Originally, he meant to share his images with friends and family, but after Fast Company published an article on the project in 2014, Daily Overview exploded, attracting over half a million Instagram followers virtually overnight. The success led to a book deal, and this past fall, 28-year-old Grant published an anthology of his images, titled “Overview.”
In addition to his book and online success, Grant has been featured on a TED Talk and will open up galleries in Berlin and Barcelona this fall. GrindTV caught up with him to discuss Daily Overview, human impact and the view from up there.
When did you know you were onto something with this Overview project?
I found this small community on Reddit called “Aerial Porn” — people who love aerial photographs — and I posted one of the Dallas/Fort Worth Airport even before I had a website. In one day it got, like, 400,000 to 500,000 views.
What is it about this view from above that attracts so many people?
It comes down to a couple of things: You can see so much, you can see vastness that you can’t see from the ground, you can see the entirety of something.
I’m able to show an entire airport, from end to end.
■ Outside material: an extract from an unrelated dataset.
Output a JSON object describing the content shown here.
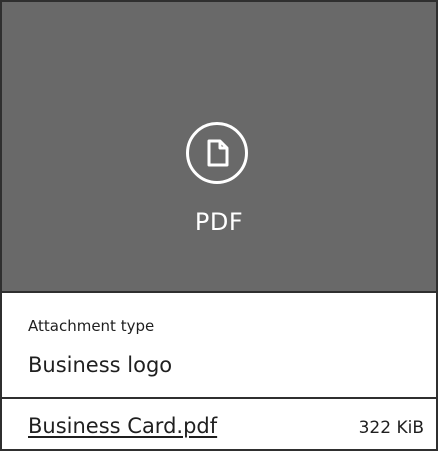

The entirety of an agricultural facility, the entirety of a factory, and I don’t think that if you’re at a place or even up in a plane or helicopter that you can get that sense of scale.
I also think the flatness and 2-D aspect of the images is kind of confusing. That ability to confuse people or get them to ask questions is very powerful because we are not used to seeing things this way.
How do you use these images to tell a bigger story?
Showing people something that’s brand new, it makes them ask questions, so I started writing captions to provide that context. I think making it digestible so people can actually read it was always on my mind. It was a response to people’s inquisitiveness and encouragement for them to be inquisitive themselves.
What have you learned through your Overview project?
I’m glad I was open to [Overview] not just covering the classic forms of human impact that we think of, with deforestation and fossil fuel burning and mining, but to basically anything in which humans play a part.
It opened the lens to me of how vast and far reaching our impact is. Think of the world or transportation; [most of us] are not thinking about shipping all of the time, or driving around on highways or trains, or airplanes. That alone can be shown in so many ways.
How do you collect these images?
[That] it was all human-impact stuff helped make it less overwhelming at first. It wasn’t just “open the map and hope.” If I had done that, it would have been a disaster. So I started with ideas about energy, about mining, then thinking more specifically and thinking where that was happening before doing any sort of searching on the Internet.
Also, when I read the news and see a story on glaciers melting in Greenland, I’m going to go look at it. So it can be really adapted to current events. I want to keep it relevant.
But how does it all work?
I’m in a partnership with a satellite company that gives me access to their software and their archives so I can then select on the map, which starts a download process. But then I get it in many pieces, so I have to stitch it together and compose it.
It’s an interesting process. The imagery is 2-D, so I can flip it upside down, and I will. You can treat these like art and figure out which orientation is the most captivating. That’s the artistic process.
What do you hope that the viewer takes away from this project?
I hope that people start to think outside their bubbles, for lack of a better word. I think things like Facebook reinforce those bubbles and you only see your friends, your family and the people you went to school with. Overall I think that worldviews are potentially shrinking because of technology, and I think this is a way to actually expand your worldview to see all of it (potentially).